Timeline of Jiuzhai Valley National Park:
1978: Part of the area was protected as a nature reserve after heavy logging which began in 1975. The State Council issued its approval document for the Report on Strengthening the Works of Conservation and Domestication of Giant Pandas, and the report on establishing the Nanping-Jiuzhai Valley Nature Reserve.
1982: The site was proposed as an area of Scenic Beauty and Historic Interest (National Park) by the State Council of the Chinese Government.
1984: Jiuzhai Valley National Park Administration Bureau was established.
1992: UNESCO experts concluded that Jiuzhai Valley “is an incredible place of great natural beauty. It meets the full standards and terms for the Natural Heritage” and was named a UNESCO World Heritage Site.
1994: The Chinese government named Jiuzhai Valley a state level Forest and Wildlife Nature Reserve and state level Nature Reserve.
1998: Jiuzhai Valley National Park was issued with the Man and Biosphere credential by UNESCO.
2002: Jiuzhai Valley National Park passed the authentication of the Green Globe 21.

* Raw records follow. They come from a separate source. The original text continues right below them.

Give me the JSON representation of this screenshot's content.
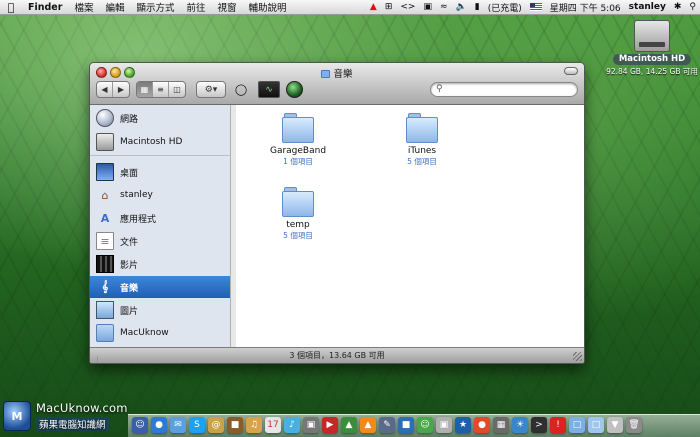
{
  "menubar": {
    "app": "Finder",
    "items": [
      "檔案",
      "編輯",
      "顯示方式",
      "前往",
      "視窗",
      "輔助說明"
    ],
    "input_status": "(已充電)",
    "clock": "星期四 下午 5:06",
    "user": "stanley"
  },
  "desktop": {
    "drive_label": "Macintosh HD",
    "drive_info": "92.84 GB, 14.25 GB 可用"
  },
  "window": {
    "title": "音樂",
    "search_placeholder": "",
    "status": "3 個項目，13.64 GB 可用"
  },
  "sidebar": {
    "items": [
      {
        "label": "網路",
        "icon": "network-icon"
      },
      {
        "label": "Macintosh HD",
        "icon": "hard-drive-icon"
      },
      {
        "label": "桌面",
        "icon": "desktop-icon"
      },
      {
        "label": "stanley",
        "icon": "home-icon"
      },
      {
        "label": "應用程式",
        "icon": "applications-icon"
      },
      {
        "label": "文件",
        "icon": "documents-icon"
      },
      {
        "label": "影片",
        "icon": "movies-icon"
      },
      {
        "label": "音樂",
        "icon": "music-icon",
        "selected": true
      },
      {
        "label": "圖片",
        "icon": "pictures-icon"
      },
      {
        "label": "MacUknow",
        "icon": "folder-icon"
      }
    ]
  },
  "files": [
    {
      "name": "GarageBand",
      "count": "1 個項目"
    },
    {
      "name": "iTunes",
      "count": "5 個項目"
    },
    {
      "name": "temp",
      "count": "5 個項目"
    }
  ],
  "watermark": {
    "site": "MacUknow.com",
    "subtitle": "蘋果電腦知識網"
  },
  "colors": {
    "selection": "#2a6fc7",
    "sidebar_bg": "#dfe5ee",
    "file_count": "#3a6fc9"
  }
}
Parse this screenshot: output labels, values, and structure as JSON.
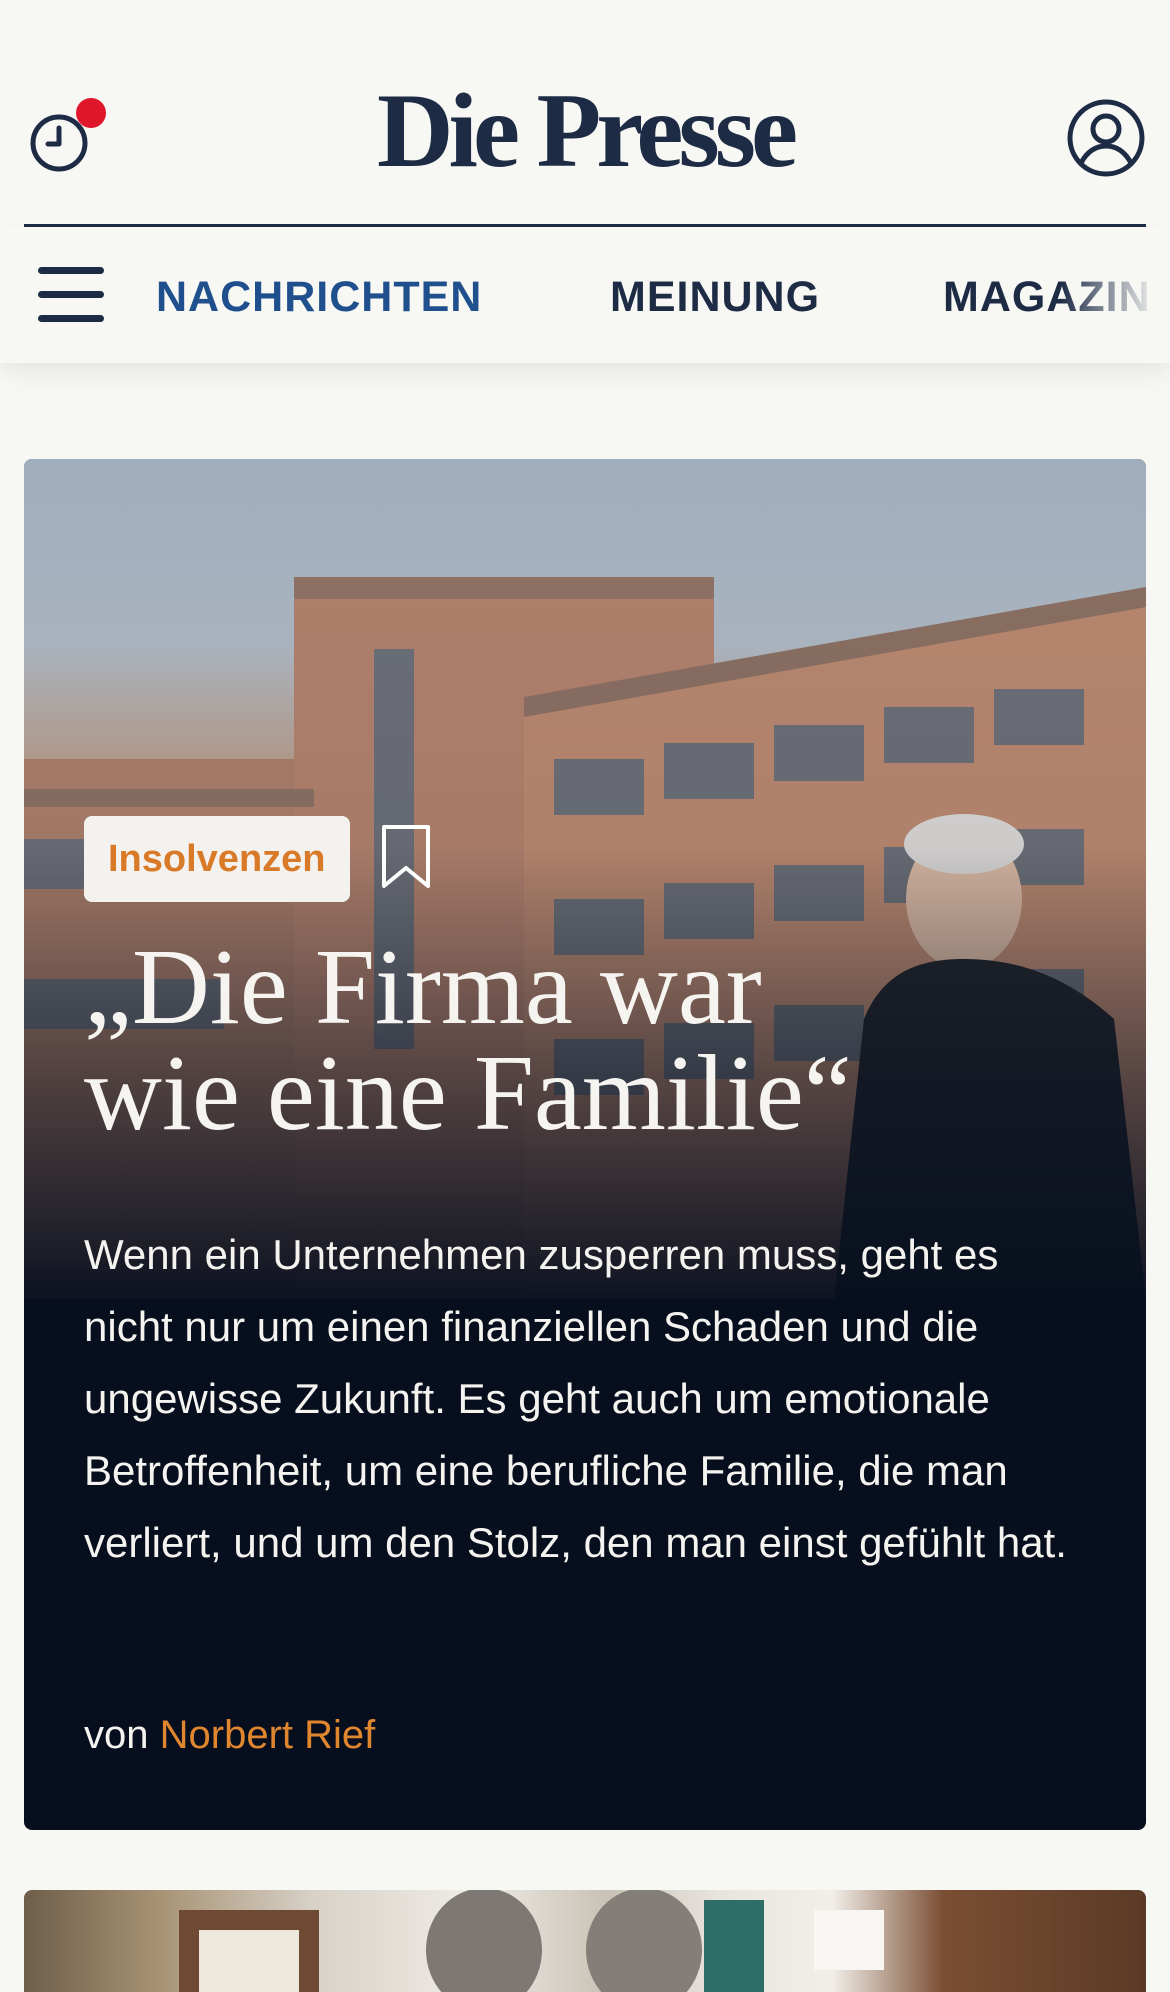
{
  "header": {
    "logo": "Die Presse",
    "icons": {
      "history": "clock-icon",
      "account": "user-icon"
    },
    "notification_color": "#e0162b"
  },
  "nav": {
    "menu_icon": "hamburger-menu-icon",
    "items": [
      {
        "label": "NACHRICHTEN",
        "active": true
      },
      {
        "label": "MEINUNG",
        "active": false
      },
      {
        "label": "MAGAZIN",
        "active": false
      }
    ]
  },
  "hero": {
    "tag": "Insolvenzen",
    "bookmark_icon": "bookmark-icon",
    "headline_line1": "„Die Firma war",
    "headline_line2": "wie eine Familie“",
    "lead": "Wenn ein Unternehmen zusperren muss, geht es nicht nur um einen finanziellen Schaden und die ungewisse Zukunft. Es geht auch um emotionale Betroffenheit, um eine berufliche Familie, die man verliert, und um den Stolz, den man einst gefühlt hat.",
    "byline_prefix": "von",
    "author": "Norbert Rief"
  },
  "colors": {
    "brand_navy": "#1d2b45",
    "nav_active": "#1f4f8c",
    "tag_text": "#d97a28",
    "author": "#e0862e",
    "card_bg": "#070f1e"
  }
}
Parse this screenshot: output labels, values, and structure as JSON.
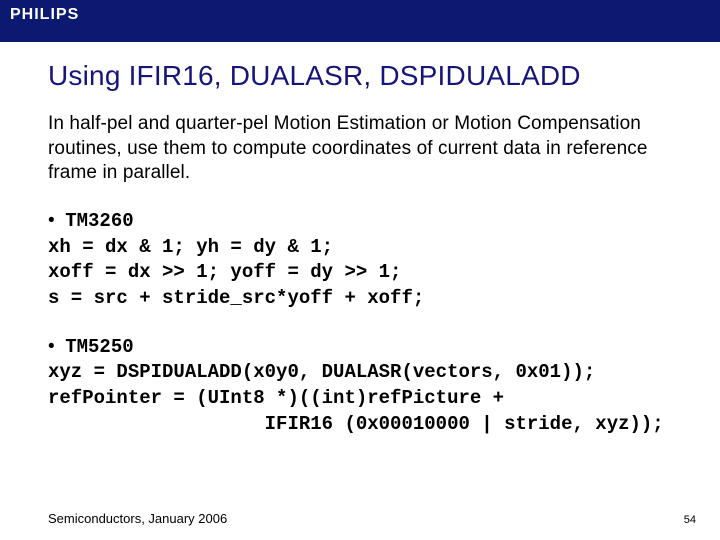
{
  "header": {
    "brand": "PHILIPS"
  },
  "slide": {
    "title": "Using IFIR16, DUALASR, DSPIDUALADD",
    "body": "In half-pel and quarter-pel Motion Estimation or Motion Compensation routines, use them to compute coordinates of current data in reference frame in parallel."
  },
  "block1": {
    "bullet": "TM3260",
    "lines": [
      "xh = dx & 1; yh = dy & 1;",
      "xoff = dx >> 1; yoff = dy >> 1;",
      "s = src + stride_src*yoff + xoff;"
    ]
  },
  "block2": {
    "bullet": "TM5250",
    "lines": [
      "xyz = DSPIDUALADD(x0y0, DUALASR(vectors, 0x01));",
      "refPointer = (UInt8 *)((int)refPicture +",
      "                   IFIR16 (0x00010000 | stride, xyz));"
    ]
  },
  "footer": {
    "text": "Semiconductors, January 2006",
    "page": "54"
  }
}
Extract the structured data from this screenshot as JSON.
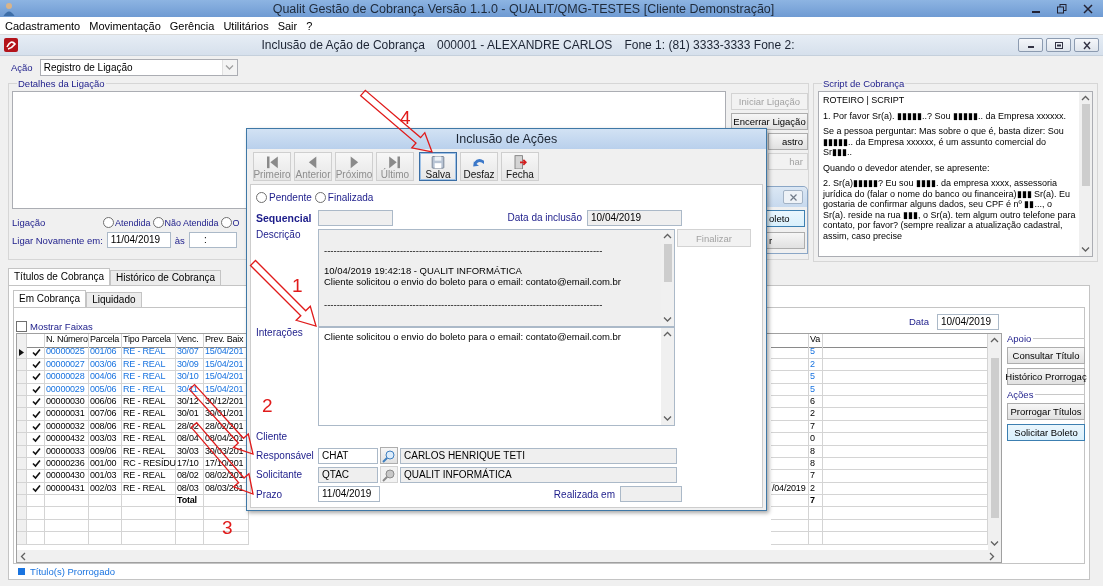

2002: Jiuzhai Valley National Park suffered no physical damage in the May 12th Sichuan earthquake but the local economy was badly affected by the resulting downturn in tourism.
The locals people of Jiuzhai Valley are Tibetan and thus speak the Tibetan language. The local Jiuzhai Valley Tibetan dialect is different to the Lhasa and Amdo Tibetan dialect of the grasslands. The dialects are so different that local people who only speak the local dialect would find it difficult, if not impossible, to communicate (verbally) with people from Lhasa, Aba Town or Qianghai who are not familiar with the Jiuzhai Valley dialect. As the area is increasingly exposed to the outside world, middle-aged and younger people have begun to speak mandarin Chinese. A few Tibetan words will still be lots of fun during your visit.
The total population of Jiuzhai Valley National Park is just over 1,000, comprising of over 110 families.
The nine Tibetan Villages of Jiuzhai Valley are He Ye, Jian Pan, Ya Na, Pan Ya, Guo Du, Ze Cha Wa, Hei Jiao, Shu Zheng and Re Xi. Although not officially discovered by the government until 1972, the earliest human activities have been recorded as dating back as early as to the Yin-Shang Period (16th - 11th Century B. C.)
The main villages that are readily accessible to tourists are He Ye, Shu Zheng and Ze Cha Wa along the main routes that cater to tourists, selling various handi-crafts, souvenirs and snacks. There is also Re Xi in the smaller Zha Ru Valley and behind He Ye village are Jian Pan, Pan Ya and Ya Na villages. The Valley's no longer populated villages are Guo Du and Hei Jiao.
The main religion practiced by the locals is the pre-Buddhism Bon or Benbo-Sec religion. It was introduced to the Aba Prefecture in the 2nd century B.C. It was integrated with primitive local wizardry into the Benbo Sec and became dominant in the 6th Century. In the 7th century, Tibetan Buddhism was introduced to the region. Although through numerous conflicts Buddhism did become prevalent, the Benbo Sec religion has survived and developed, and is now recognised as one of the five sects of Tibetan Buddhism while maintaining unique religious cultural features. There are over 60 Benbo monasteries in the Aba Tibetan and Qiang Autonomous Prefecture.
The Benbo and Tibetan Buddhists worship and make sacrifices to natural Gods. Stupas and prayer wheels (hollow cylinders that contain religious scriptures) can be seen throughout the park, evidence of the local belief that the soul is inherent in all things, including mountains. Prayer wheels come in different sizes and some are turned by hand and others turned by flowing water. One rotation of a prayer wheel equals 100 recitations of religious chants.
Longda can be pieces of cloth (many small pieces of cloth connected by string) or paper with scriptures written on them. The paper longda are thrown in the air, while the cloth ones flutter in the wind or by rivers. The idea of both the longda and the longer guoda is that the wind or water will set the prayers free.
Religious banners or “guoda” in local Tibetan, for different purposes, vary in length from a few to dozens of metres. These are blue, white, red, green and yellow each representing the sky, clouds, life, the natural world (plants, trees, grass) and soil according the five element theory. It is said that families of service men in the Tufan Period (617-907 AD) hung them as army banners on their gates to honour the family. Later these army banners became to bear religious implications and prayer scriptures were written on them. These religious banners are common in the Amdo Tibetan regions and represent an integral combination of the five-element theory and, a proud representation of Tibetan Buddhism.